Non-destructive testing is a broad field
The definition of NDT can be quite broad unless one limits its description to a test, evaluation, or inspection, in a particular field of engineering or medicine. As well, the type of inspection that is required also comes from a long list of possibilities.
Fluorescent Magnetic Particle Inspection (FMPI or MT) and Fluorescent Penetrant Inspection (FPI or PT) are strongly associated with the use of fluorescent lighting and NDT.
Let the light come in
UV light is longer than X-rays, and shorter than visible white light, placing it into the 10 to 400 nm wavelength range. Known as black light, non-visible UV light can be harmful. The shorter UV-C rays, up to 290 nm, however, rarely reach the earth, and this is fortunate. Also be wary of UV-B rays, which are responsible for sunburns. The longer rays of UV-A, between 320 and 400 nm, are the least dangerous to humans.
In the past, magnetic particle penetrants used a mercury base, which became fluorescent with a UV-A light of 365.4 nm. This led to the requirement of today’s UV light sources for NDT. The standard requirement for a peak wavelength is between 360 – 370 mm.
The UV lamp advantage
One aspect of UV lighting that gives it the edge is that it provides visibility into the area under inspection where otherwise, there is none. The magnetic particles or penetrants that are applied to the surfaces of the areas to be inspected become fluorescent, providing visibility into the tiniest of flaws, such as cracks, breaks, and positioning changes.
What to look for in a UV lamp
There are UV lamps and then there are UV lamps. To achieve the most efficient, successful, and safe examinations, it is important to choose the correct UV lamp for the task at hand.

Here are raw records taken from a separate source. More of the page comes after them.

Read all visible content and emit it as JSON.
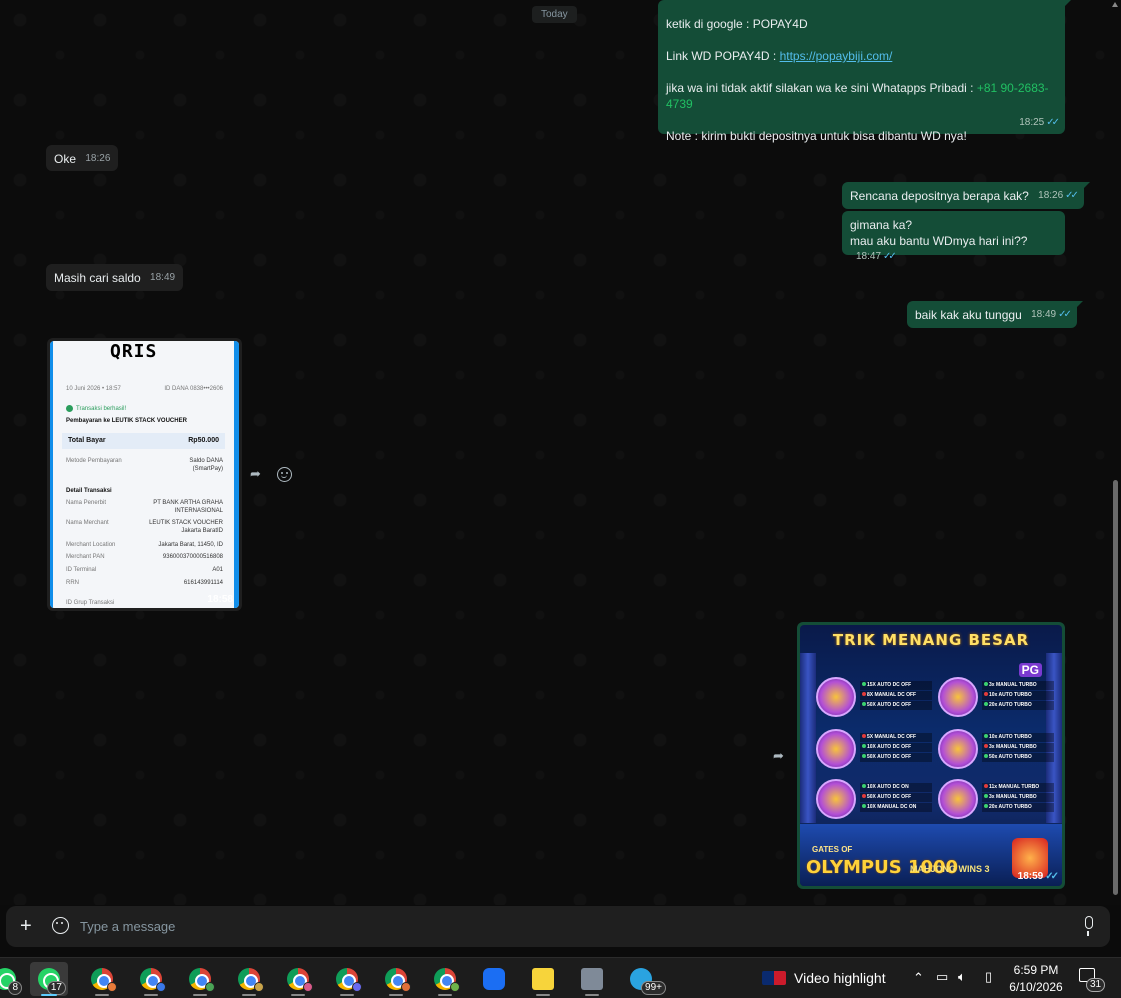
{
  "chat": {
    "date_chip": "Today",
    "messages": [
      {
        "id": "info",
        "line1": "ketik di google : POPAY4D",
        "line2_prefix": "Link WD POPAY4D  : ",
        "line2_link": "https://popaybiji.com/",
        "line3_prefix": "jika wa ini tidak aktif silakan wa ke sini Whatapps Pribadi : ",
        "line3_phone": "+81 90-2683-4739",
        "line4": "Note : kirim bukti depositnya untuk bisa dibantu WD nya!",
        "time": "18:25"
      },
      {
        "id": "oke",
        "text": "Oke",
        "time": "18:26"
      },
      {
        "id": "rencana",
        "text": "Rencana depositnya berapa kak?",
        "time": "18:26"
      },
      {
        "id": "gimana",
        "line1": "gimana ka?",
        "line2": "mau aku bantu WDmya hari ini??",
        "time": "18:47"
      },
      {
        "id": "masih",
        "text": "Masih cari saldo",
        "time": "18:49"
      },
      {
        "id": "baik",
        "text": "baik kak aku tunggu",
        "time": "18:49"
      }
    ],
    "receipt": {
      "logo": "QRIS",
      "date": "10 Juni 2026 • 18:57",
      "id_dana": "ID DANA 0838•••2606",
      "status": "Transaksi berhasil!",
      "payee": "Pembayaran ke LEUTIK STACK VOUCHER",
      "total_label": "Total Bayar",
      "total_value": "Rp50.000",
      "method_label": "Metode Pembayaran",
      "method_value": "Saldo DANA (SmartPay)",
      "detail_title": "Detail Transaksi",
      "rows": [
        {
          "label": "Nama Penerbit",
          "value": "PT BANK ARTHA GRAHA INTERNASIONAL"
        },
        {
          "label": "Nama Merchant",
          "value": "LEUTIK STACK VOUCHER Jakarta BaratID"
        },
        {
          "label": "Merchant Location",
          "value": "Jakarta Barat, 11450, ID"
        },
        {
          "label": "Merchant PAN",
          "value": "936000370000516808"
        },
        {
          "label": "ID Terminal",
          "value": "A01"
        },
        {
          "label": "RRN",
          "value": "616143991114"
        },
        {
          "label": "ID Grup Transaksi",
          "value": ""
        }
      ],
      "time": "18:58"
    },
    "promo": {
      "title": "TRIK MENANG BESAR",
      "pg_badge": "PG",
      "games": [
        {
          "name": "BIG BASS BONANZA",
          "lines": [
            "15X AUTO DC OFF",
            "8X MANUAL DC OFF",
            "50X AUTO DC OFF"
          ]
        },
        {
          "name": "JUNGLE DELIGHT",
          "lines": [
            "3x MANUAL TURBO",
            "10x AUTO TURBO",
            "20x AUTO TURBO"
          ]
        },
        {
          "name": "MAHJONG WINS 3",
          "lines": [
            "5X MANUAL DC OFF",
            "10X AUTO DC OFF",
            "50X AUTO DC OFF"
          ]
        },
        {
          "name": "MAHJONG WAYS 2",
          "lines": [
            "10x AUTO TURBO",
            "3x MANUAL TURBO",
            "50x AUTO TURBO"
          ]
        },
        {
          "name": "GATES OF OLYMPUS 1000",
          "lines": [
            "10X AUTO DC ON",
            "50X AUTO DC OFF",
            "10X MANUAL DC ON"
          ]
        },
        {
          "name": "MAHJONG WAYS",
          "lines": [
            "11x MANUAL TURBO",
            "3x MANUAL TURBO",
            "20x AUTO TURBO"
          ]
        }
      ],
      "logo_olympus_sub": "GATES OF",
      "logo_olympus": "OLYMPUS 1000",
      "logo_mahjong": "MAHJONG WINS 3",
      "time": "18:59"
    }
  },
  "composer": {
    "placeholder": "Type a message"
  },
  "taskbar": {
    "apps": [
      {
        "icon": "whatsapp-icon",
        "badge": "8"
      },
      {
        "icon": "whatsapp-icon",
        "badge": "17"
      },
      {
        "icon": "chrome-icon"
      },
      {
        "icon": "chrome-icon"
      },
      {
        "icon": "chrome-icon"
      },
      {
        "icon": "chrome-icon"
      },
      {
        "icon": "chrome-icon"
      },
      {
        "icon": "chrome-icon"
      },
      {
        "icon": "chrome-icon"
      },
      {
        "icon": "chrome-icon"
      },
      {
        "icon": "meta-icon"
      },
      {
        "icon": "sticky-notes-icon"
      },
      {
        "icon": "calculator-icon"
      },
      {
        "icon": "telegram-icon",
        "badge": "99+"
      }
    ],
    "widget_text": "Video highlight",
    "time": "6:59 PM",
    "date": "6/10/2026",
    "notification_count": "31"
  }
}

UV LED lamps are highly recommended for non-destructive testing. In fact, for the most part, LED lamps have replaced incandescent and fluorescent lamps, which may not be easily available in the near future.
However, some legacy UV lamps can be modified to accept LED bulbs. UV LED lamps are lighter, making them very manageable. The bulbs are long-lasting, not prone to fading, and can be housed in cooler casings.
Handheld or stationary
The advantage of handheld UV LED lamps is, of course, their portability and their low energy consumption. However, unlike their predecessors, the mercury vapor bulbs, they do not offer the intensity and the wide beams that are required in some inspections.
Meeting the challenge, some UV lamp producers are using LED lighting to create stationary overhead lamps with intense, wide beam coverage, and adaptable frames, allowing easy vigilance over production in assembly lines. This is a low-cost alternative to frequently-replaced fluorescent bulbs.
The importance of a filter
With a peak wavelength between 360 – 370 nm, violet tail emissions of visible light above 400 nm can mask flaws and cracks with light glare. A filter improves visibility by providing more contrast.
Science and engineering are always in flux. Similarly, developments in the field of non-destructive testing brings with it much to consider.
- With the introduction of LED bulbs in UV light sources, dangers resulting from potential accidents in non-invasive fault-seeking, are no longer concerns. Burns resulting from filaments in mercury vapor are becoming a thing of the past. With less electrical demands from LED bulbs, power supplies can be lightweight, making the lamp easier to handle in tough conditions.
- Just the fact that mercury will no longer be needed is enough of a cause for celebration.
- Visibility with LED lamps is instantaneous.
- For some conditions, a narrower beam is required. NDT requirements must lead the way when determining the lamp’s specifications for a particular type of inspection.
- One challenge that designers are working on is the emission of heat flux at the emitters of UV LED lamps. This is a result of smaller technology with increased energy levels.
Non-destructive testing has broadened its scope over the years, giving rise to compliance standards for specific NDT applications. The most well-known compliance standard to look for in UV-A lamps for NDT with FMPI and FPI, is the ASTM E3022 standard. Whatever the standards of compliance are for a particular industry, non-destructive testing and its reliance on dependable lighting for inspections, is now an important branch of engineering in its own right.